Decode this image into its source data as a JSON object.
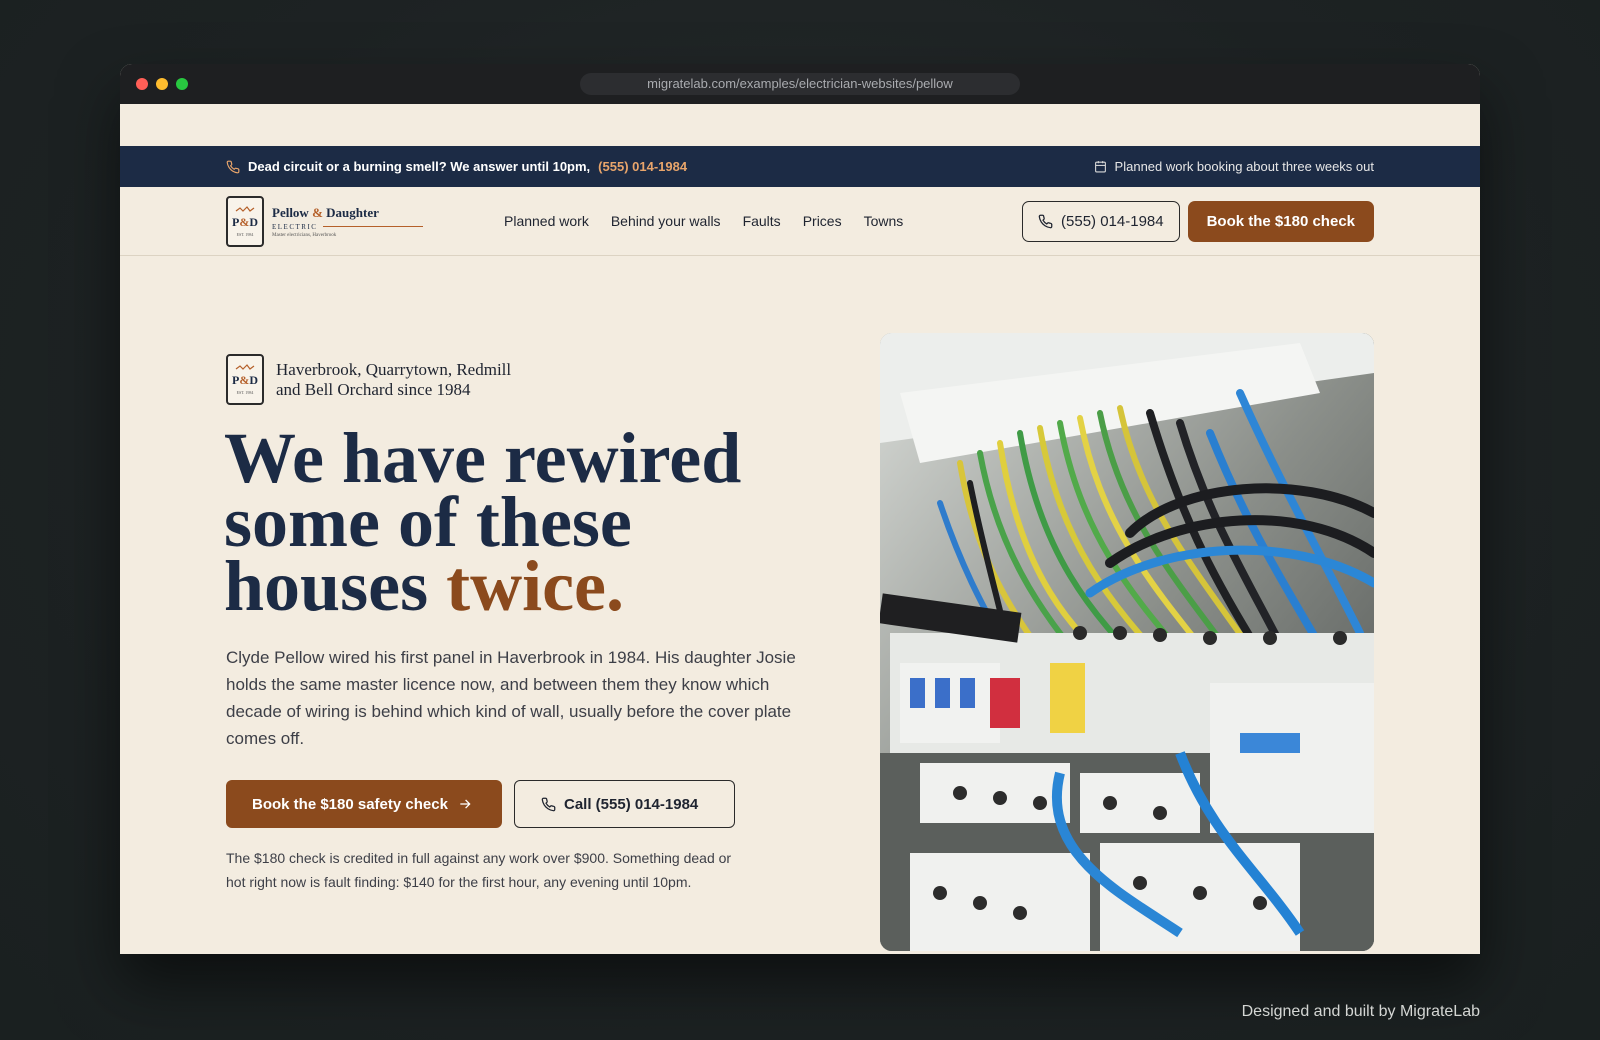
{
  "browser": {
    "url": "migratelab.com/examples/electrician-websites/pellow"
  },
  "alert_bar": {
    "message": "Dead circuit or a burning smell? We answer until 10pm,",
    "phone": "(555) 014-1984",
    "booking_note": "Planned work booking about three weeks out"
  },
  "logo": {
    "monogram_left": "P",
    "monogram_amp": "&",
    "monogram_right": "D",
    "est": "EST. 1984",
    "name_left": "Pellow",
    "name_amp": "&",
    "name_right": "Daughter",
    "subtitle": "ELECTRIC",
    "tagline": "Master electricians, Haverbrook"
  },
  "nav": {
    "items": [
      {
        "label": "Planned work"
      },
      {
        "label": "Behind your walls"
      },
      {
        "label": "Faults"
      },
      {
        "label": "Prices"
      },
      {
        "label": "Towns"
      }
    ],
    "phone_button": "(555) 014-1984",
    "book_button": "Book the $180 check"
  },
  "hero": {
    "locations_line1": "Haverbrook, Quarrytown, Redmill",
    "locations_line2": "and Bell Orchard since 1984",
    "headline_line1": "We have rewired",
    "headline_line2": "some of these",
    "headline_line3": "houses",
    "headline_accent": "twice.",
    "lead": "Clyde Pellow wired his first panel in Haverbrook in 1984. His daughter Josie holds the same master licence now, and between them they know which decade of wiring is behind which kind of wall, usually before the cover plate comes off.",
    "cta_primary": "Book the $180 safety check",
    "cta_secondary": "Call (555) 014-1984",
    "note": "The $180 check is credited in full against any work over $900. Something dead or hot right now is fault finding: $140 for the first hour, any evening until 10pm."
  },
  "footer_credit": "Designed and built by MigrateLab",
  "colors": {
    "navy": "#1c2b45",
    "accent_brown": "#8b4a1d",
    "phone_highlight": "#e8a56b",
    "cream_background": "#f3ece0"
  },
  "icons": [
    "phone-icon",
    "calendar-icon",
    "arrow-right-icon"
  ]
}
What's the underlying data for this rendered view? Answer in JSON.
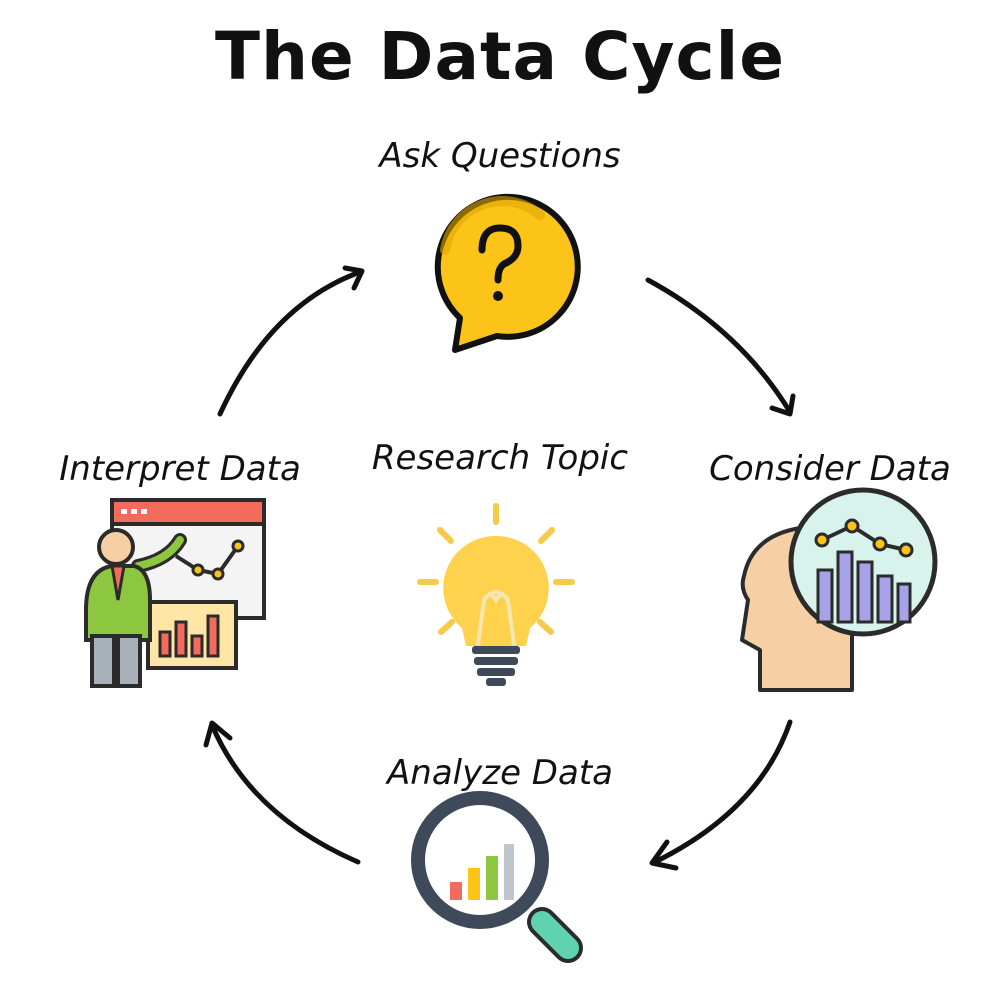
{
  "title": "The Data Cycle",
  "center": {
    "label": "Research Topic",
    "icon": "lightbulb-icon"
  },
  "steps": [
    {
      "label": "Ask Questions",
      "icon": "question-bubble-icon"
    },
    {
      "label": "Consider Data",
      "icon": "head-chart-icon"
    },
    {
      "label": "Analyze Data",
      "icon": "magnifier-chart-icon"
    },
    {
      "label": "Interpret Data",
      "icon": "presenter-icon"
    }
  ],
  "colors": {
    "yellow": "#FCC419",
    "yellow_dark": "#E0A800",
    "bulb": "#FFD24D",
    "bulb_rays": "#F7C948",
    "red": "#F26B5B",
    "green": "#8DC63F",
    "teal": "#5FD3B0",
    "skin": "#F6CFA4",
    "slate": "#3E4A5A",
    "purple": "#A8A3E8",
    "mint": "#D7F3EB"
  }
}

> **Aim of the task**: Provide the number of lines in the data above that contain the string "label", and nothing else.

> **Result below**: 10